Taking calculated risks is about assessing potential gains versus potential losses, and making wise decisions accordingly.”
When you get an out-of-the-box idea or an opportunity arises that would be a departure from your normal way of doing things, your immediate reaction might be to play it safe—to shy away from the idea, or to hesitate to capitalize on the opportunity because it’s new and untried and seems risky. But if you wait too long to decide what to do, the opportunity may pass you by. At times like that, you need to calculate the risk.
It’s not merely a matter of being willing to take risks, because that can also lead to recklessness. Taking calculated risks is about assessing potential gains versus potential losses, and making wise decisions accordingly. You do sometimes need to risk failure for the sake of the potential rewards, but generally there should be a greater probability for a positive outcome than a negative one. The keys are first to understand the odds, and second to do whatever you can to improve them.
Military strategy makes a good analogy. Defensive strategy tends to play it safe.

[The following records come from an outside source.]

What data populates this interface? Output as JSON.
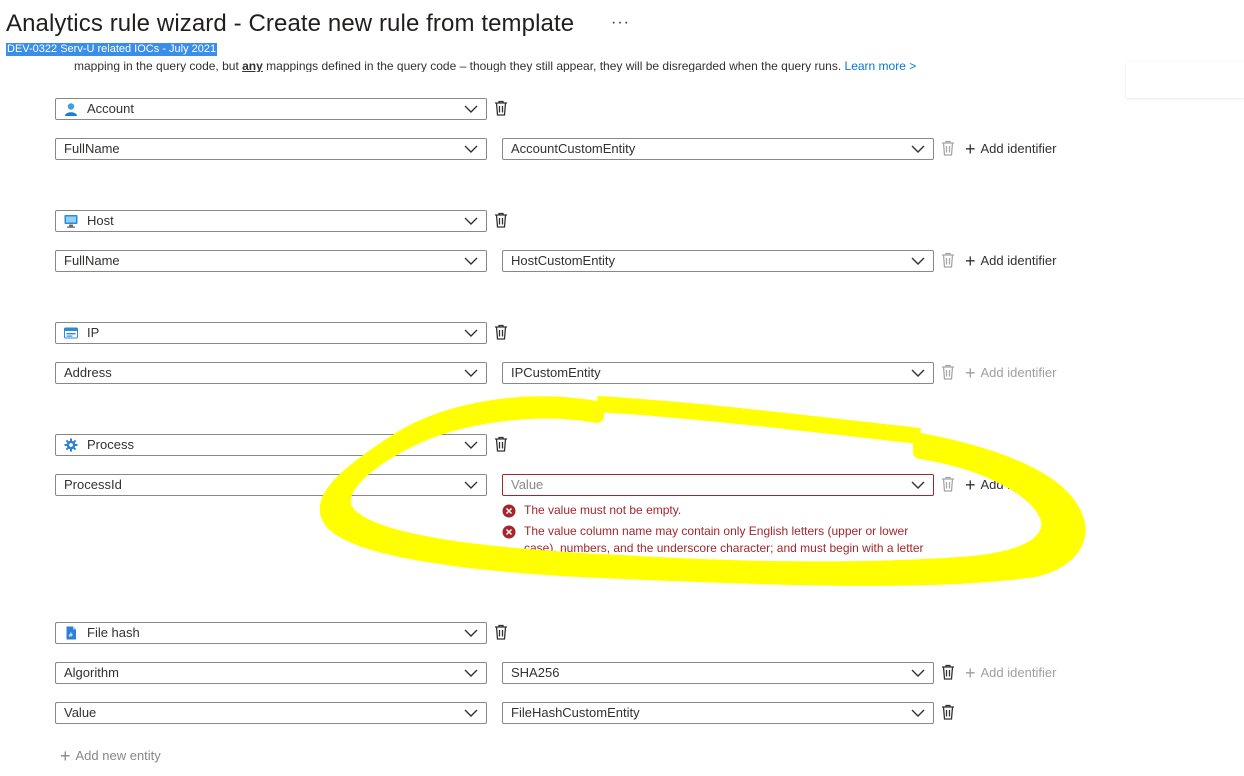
{
  "header": {
    "title": "Analytics rule wizard - Create new rule from template",
    "more_label": "···",
    "subtitle": "DEV-0322 Serv-U related IOCs - July 2021"
  },
  "info": {
    "prefix": "mapping in the query code, but ",
    "bold": "any",
    "suffix": " mappings defined in the query code – though they still appear, they will be disregarded when the query runs. ",
    "link": "Learn more >"
  },
  "add_identifier_label": "Add identifier",
  "add_entity_label": "Add new entity",
  "entities": {
    "account": {
      "type": "Account",
      "identifier": "FullName",
      "value": "AccountCustomEntity"
    },
    "host": {
      "type": "Host",
      "identifier": "FullName",
      "value": "HostCustomEntity"
    },
    "ip": {
      "type": "IP",
      "identifier": "Address",
      "value": "IPCustomEntity"
    },
    "process": {
      "type": "Process",
      "identifier": "ProcessId",
      "value_placeholder": "Value",
      "errors": [
        "The value must not be empty.",
        "The value column name may contain only English letters (upper or lower case), numbers, and the underscore character; and must begin with a letter or an underscore."
      ]
    },
    "filehash": {
      "type": "File hash",
      "identifier1": "Algorithm",
      "value1": "SHA256",
      "identifier2": "Value",
      "value2": "FileHashCustomEntity"
    }
  },
  "colors": {
    "error": "#a4262c",
    "highlight": "#ffff00",
    "accent": "#0078d4",
    "selection": "#3b8ee8"
  }
}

But caution and self-preservation can’t be an army’s only considerations. If they were, that army would never manage to gain new territory. Successful strategies include taking risks, departing from the norm, doing the unexpected, and seizing the moment.
It’s difficult to decide to do something that involves a high degree of risk, even when there is potential for great reward, but life is full of such situations. Here are a few points to keep in mind the next time one comes your way:

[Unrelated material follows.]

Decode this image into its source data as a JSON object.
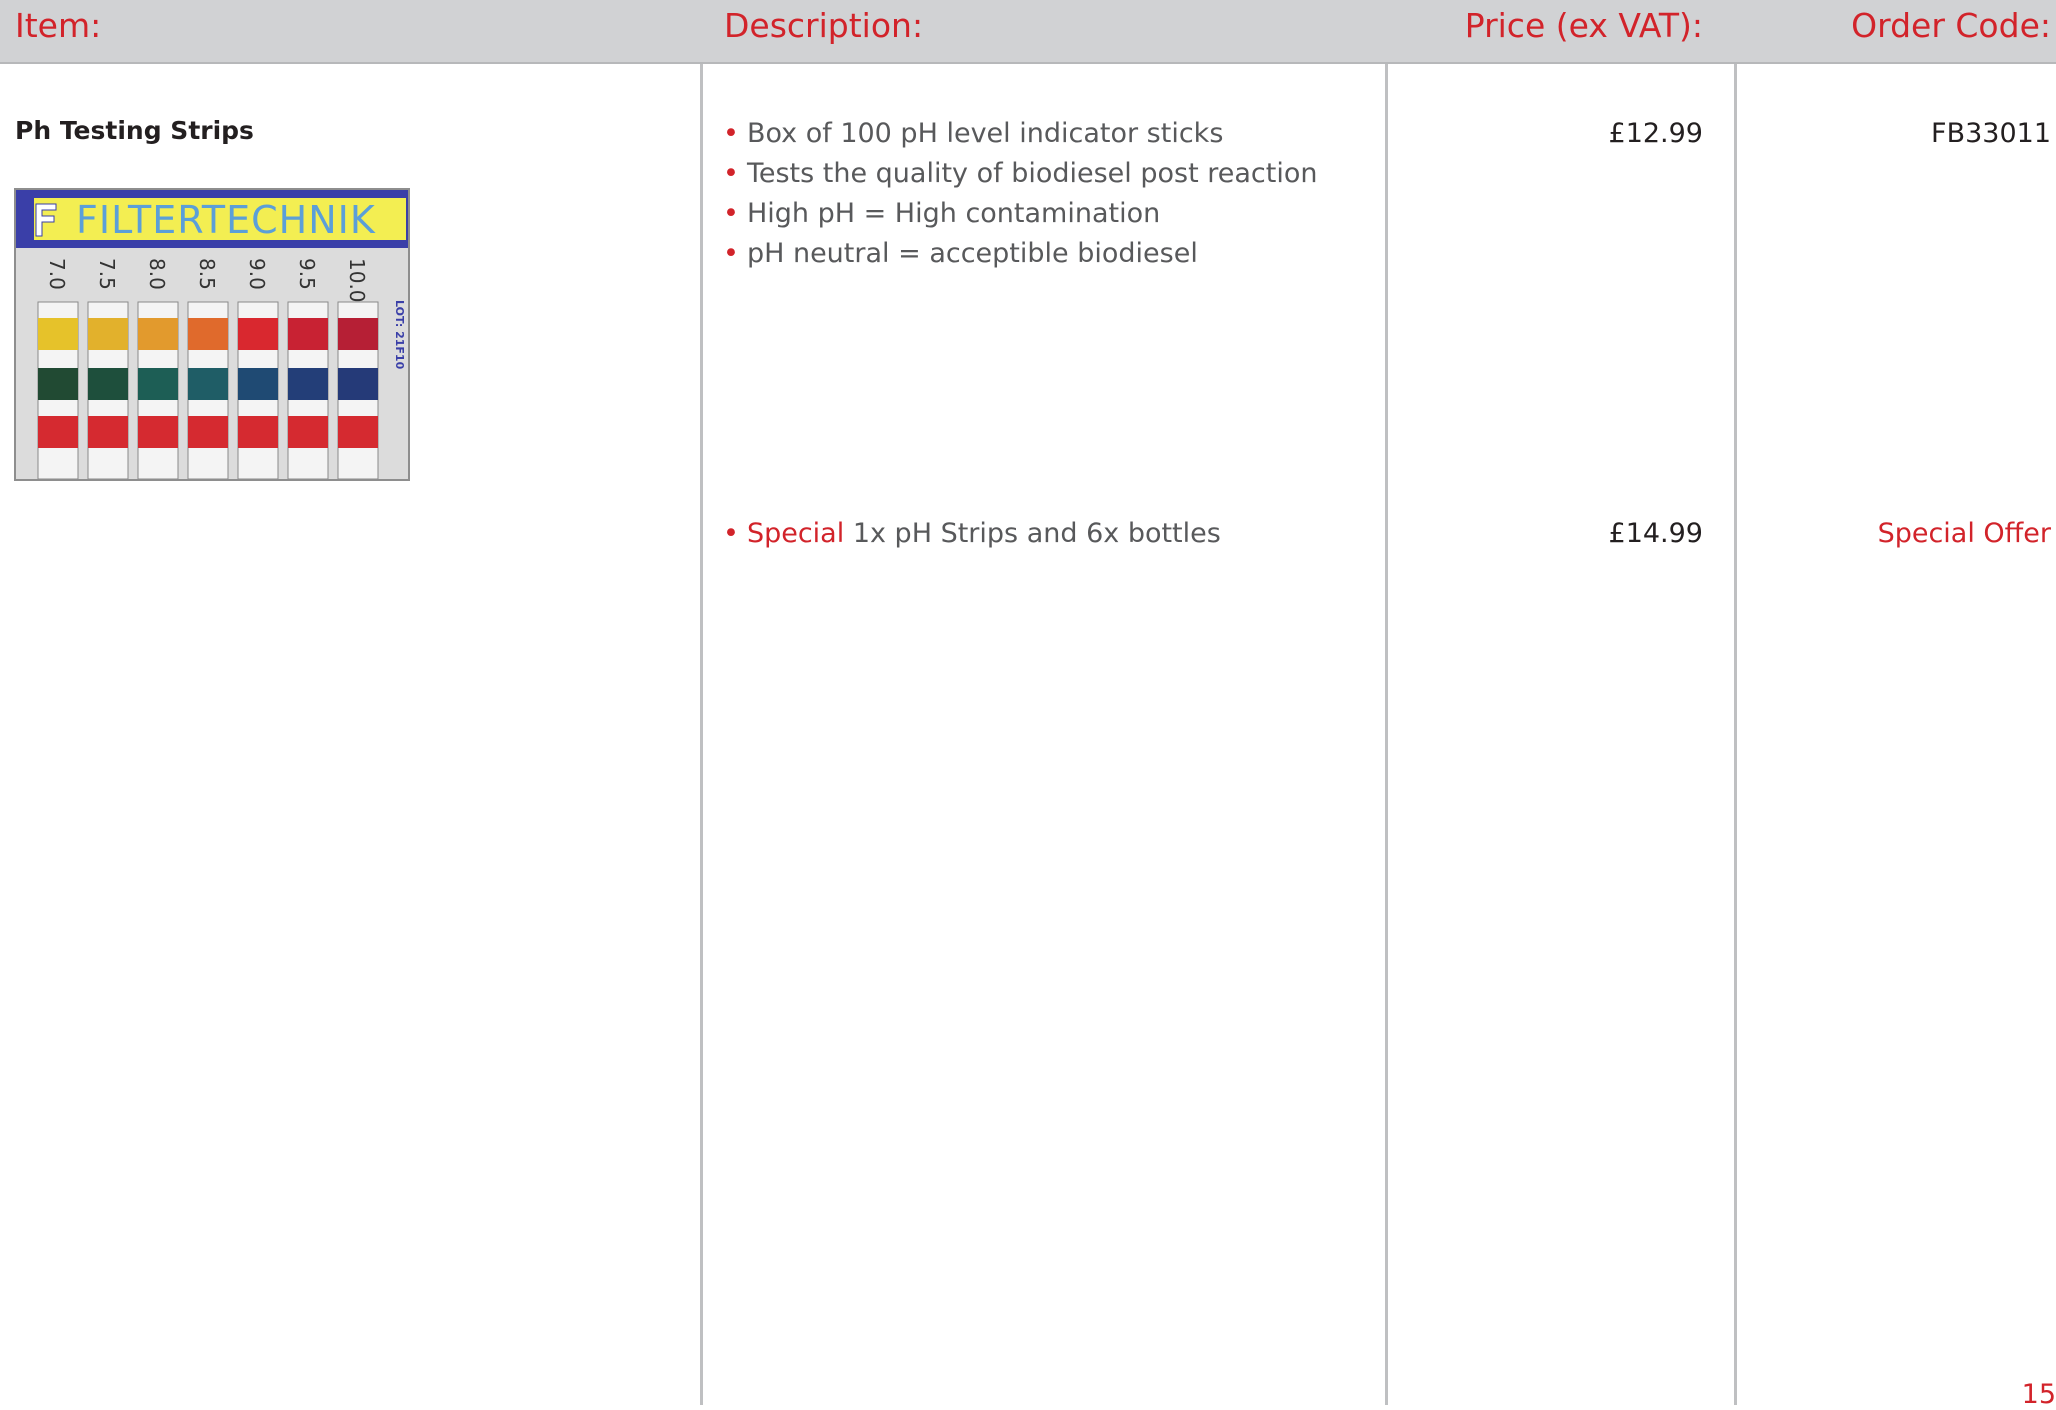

Assess the time factor. Few windows of opportunity stay open permanently. Sometimes the choice to pursue or not to pursue a certain opportunity must be made rather quickly, but don’t allow yourself to be pressured into a hasty, ill-advised decision.
Study the situation. Thoroughly and objectively consider the pros and cons, and calculate the odds for success as best you can. Then try to determine what you can do to improve those odds.
Learn from others. Try to find accounts of others who have taken similar risks, and examine why they succeeded or failed.
Don’t abandon common sense—risk-taking is not about abandoning common sense. Be willing to take action. You can’t afford to be impulsive, but you also can’t wait for everything to be perfect and risk-free; you need to be prepared to commit when the time is right, to seize the day.
If a seemingly golden opportunity should come your way and all the essential puzzle pieces are in place, it could very well be your time to take the risk. Such calculated risks can become the gateway to your success.
—By Pete Fontaine